We all know that the world is moving forward at an increasingly rapid pace and we, the “sexual explorers”, have always been at the forefront of advances in technology. As soon as there were cameras we made porn, and when we got moving images we made dirty movies. And so it has continued. We were at the forefront of pagers and answering machines (for sex work), PayPal (to pay for porn), webcams, and now of course robotics, teledildonics and apps that do everything from hooking you up to buzzing your privates. As Metro says to the world at large in their article How BDSM is Moving with the Digital Times, “Basically, you’re welcome”.
Unbound Babes offers up the Sprinkle Theory of Sex Toys, which posits that we (and women in particular) have an attitude towards treating ourself to the pleasures of toys left over from our childhood. It could be a throwback attitude, linked to requiring permission and patriarchy:
They’re a subtle middle finger to up to discourses that sideline women’s needs in bed.That isn’t to say that sex toys are essential to a healthy, fulfilling and hot as hell sex life, but they are a worthwhile and valuable addition to sex because their only function is to multiply pleasure and enhance experiences. Sex toys are the sprinkles of sex!

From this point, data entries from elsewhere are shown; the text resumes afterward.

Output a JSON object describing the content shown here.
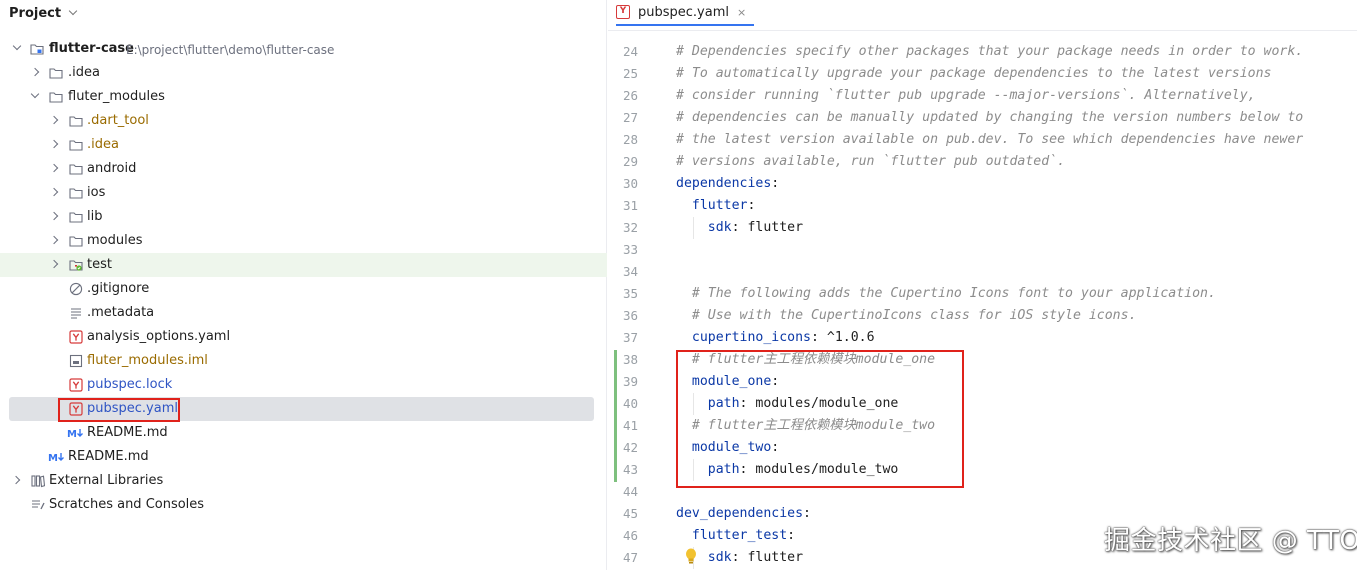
{
  "project_panel": {
    "title": "Project",
    "tree": [
      {
        "label": "flutter-case",
        "path": "E:\\project\\flutter\\demo\\flutter-case",
        "icon": "module-folder-icon",
        "expanded": true
      },
      {
        "label": ".idea",
        "icon": "folder-icon"
      },
      {
        "label": "fluter_modules",
        "icon": "folder-icon",
        "expanded": true
      },
      {
        "label": ".dart_tool",
        "icon": "folder-icon"
      },
      {
        "label": ".idea",
        "icon": "folder-icon"
      },
      {
        "label": "android",
        "icon": "folder-icon"
      },
      {
        "label": "ios",
        "icon": "folder-icon"
      },
      {
        "label": "lib",
        "icon": "folder-icon"
      },
      {
        "label": "modules",
        "icon": "folder-icon"
      },
      {
        "label": "test",
        "icon": "test-folder-icon"
      },
      {
        "label": ".gitignore",
        "icon": "ignore-file-icon"
      },
      {
        "label": ".metadata",
        "icon": "text-file-icon"
      },
      {
        "label": "analysis_options.yaml",
        "icon": "yaml-file-icon"
      },
      {
        "label": "fluter_modules.iml",
        "icon": "iml-file-icon"
      },
      {
        "label": "pubspec.lock",
        "icon": "yaml-file-icon"
      },
      {
        "label": "pubspec.yaml",
        "icon": "yaml-file-icon"
      },
      {
        "label": "README.md",
        "icon": "markdown-file-icon"
      },
      {
        "label": "README.md",
        "icon": "markdown-file-icon"
      },
      {
        "label": "External Libraries",
        "icon": "libraries-icon"
      },
      {
        "label": "Scratches and Consoles",
        "icon": "scratches-icon"
      }
    ]
  },
  "editor": {
    "tab": {
      "label": "pubspec.yaml",
      "icon": "yaml-file-icon",
      "close": "×"
    },
    "lines": [
      {
        "num": "24",
        "text": "# Dependencies specify other packages that your package needs in order to work."
      },
      {
        "num": "25",
        "text": "# To automatically upgrade your package dependencies to the latest versions"
      },
      {
        "num": "26",
        "text": "# consider running `flutter pub upgrade --major-versions`. Alternatively,"
      },
      {
        "num": "27",
        "text": "# dependencies can be manually updated by changing the version numbers below to"
      },
      {
        "num": "28",
        "text": "# the latest version available on pub.dev. To see which dependencies have newer"
      },
      {
        "num": "29",
        "text": "# versions available, run `flutter pub outdated`."
      },
      {
        "num": "30",
        "key": "dependencies",
        "colon": ":"
      },
      {
        "num": "31",
        "indent": "  ",
        "key": "flutter",
        "colon": ":"
      },
      {
        "num": "32",
        "indent": "    ",
        "key": "sdk",
        "colon": ": ",
        "value": "flutter"
      },
      {
        "num": "33"
      },
      {
        "num": "34"
      },
      {
        "num": "35",
        "indent": "  ",
        "text": "# The following adds the Cupertino Icons font to your application."
      },
      {
        "num": "36",
        "indent": "  ",
        "text": "# Use with the CupertinoIcons class for iOS style icons."
      },
      {
        "num": "37",
        "indent": "  ",
        "key": "cupertino_icons",
        "colon": ": ",
        "value": "^1.0.6"
      },
      {
        "num": "38",
        "indent": "  ",
        "text": "# flutter主工程依赖模块module_one"
      },
      {
        "num": "39",
        "indent": "  ",
        "key": "module_one",
        "colon": ":"
      },
      {
        "num": "40",
        "indent": "    ",
        "key": "path",
        "colon": ": ",
        "value": "modules/module_one"
      },
      {
        "num": "41",
        "indent": "  ",
        "text": "# flutter主工程依赖模块module_two"
      },
      {
        "num": "42",
        "indent": "  ",
        "key": "module_two",
        "colon": ":"
      },
      {
        "num": "43",
        "indent": "    ",
        "key": "path",
        "colon": ": ",
        "value": "modules/module_two"
      },
      {
        "num": "44"
      },
      {
        "num": "45",
        "key": "dev_dependencies",
        "colon": ":"
      },
      {
        "num": "46",
        "indent": "  ",
        "key": "flutter_test",
        "colon": ":"
      },
      {
        "num": "47",
        "indent": "    ",
        "key": "sdk",
        "colon": ": ",
        "value": "flutter"
      }
    ]
  },
  "watermark": "掘金技术社区 @ TTO",
  "colors": {
    "highlight_box": "#e0221b",
    "changed_gutter": "#7ec07e",
    "yaml_key": "#0b38a6",
    "comment": "#8c8c8c",
    "selection": "#dfe1e5"
  }
}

BaadMaster over at Kink Weekly has some good and practical advice to offer on BDSM Boredom. Yes, the world seems like a fun fair when you first discover BDSM. How could you possibly ever get bored? But all relationships go stale if you put them on autopilot, so just like any healthy relationship you have to work at it. Yes, you’re going to have to get off the couch and make an effort, but that’s the price you pay for a thriving, happy relationship (which will reflect in a thriving, happy you). His four suggestions are easy to follow and one (or all) of them should work for you.
Extreme violence often gets the nod from game producers, but Robert Yang is frequently at the centre of the video game industry’s confused and tortured relationship with sex. His work is complex and artistic, and he has the distinction of having not one but three games banned by Twitch.
The first, Cobra Club, is an interrogation of surveillance culture framed as a game about taking dick pics. The second, Rinse and Repeat, is about showering with hunks. And the third, Radiator 2, features a man languidly sucking a popsicle—hardly up there with other banned fare like Battle Rape and Suck My Dick Or Die!
Yang not only designs games, but is a writer, speaker, designer and assistant arts professor at NYU’s Game Centre, and he has lots of interesting things to say about contemporary video games and modern masculinity, consent, intimacy and sexual cultures in Mel Magazine’s The Renegade Game Designer Who Aims to Challenge the Industry’s Attitudes Towards Sex.
A couple of weeks ago we talked about the FOSTA-SESTA debarkle and the implications for safe sex work and your own right to choose what you see. Maybe you thought it was all just an over-reaction and you wouldn’t really see the effects. Well, this week Backpage.Com was shutdown, and author Matt Baume in Them magazine gives a personal side to the story by interviewing some sex workers.
“Who is hurt the most are sex workers of color and transgender sex workers,” writes Magalie Lerman, a harm reduction expert with the nonprofit Reframe Health and Justice. “Once pushed to the streets, [they] are the most likely to experience police interaction and harsh penalties.”
It’s difficult to overstate the importance of online advertising for adult service providers.
…For many providers, access to clients is a lifeline out of dire circumstances. “Prior to Backpage, I was living in poverty,” writes combat veteran and sex worker River Stark in an email interview. “It gave me the ability to claw my way out of that. I was able to get my mortgage caught up, student loans paid, a reliable car bought, made sure my kids didn’t go hungry, and made sure we had a roof over our heads.”
You can’t turn a corner in a museum or art gallery without coming across sexually-charged images of women (and sometimes men) being seized, abducted and ravished. It’s a theme that runs strong in art history and yes, often it’s allegorical. But what are we supposed to make of it all in light of the #MeToo conversations and our new-found paranoias about consent? WorldCrunch’s Art History Gets Complicated for the #MeToo Era is a fairly light read, and although it doesn’t have the answers it does have some good questions.
Feature image: Peter Paul Rubens’ The Rape of Orithyia by Boreas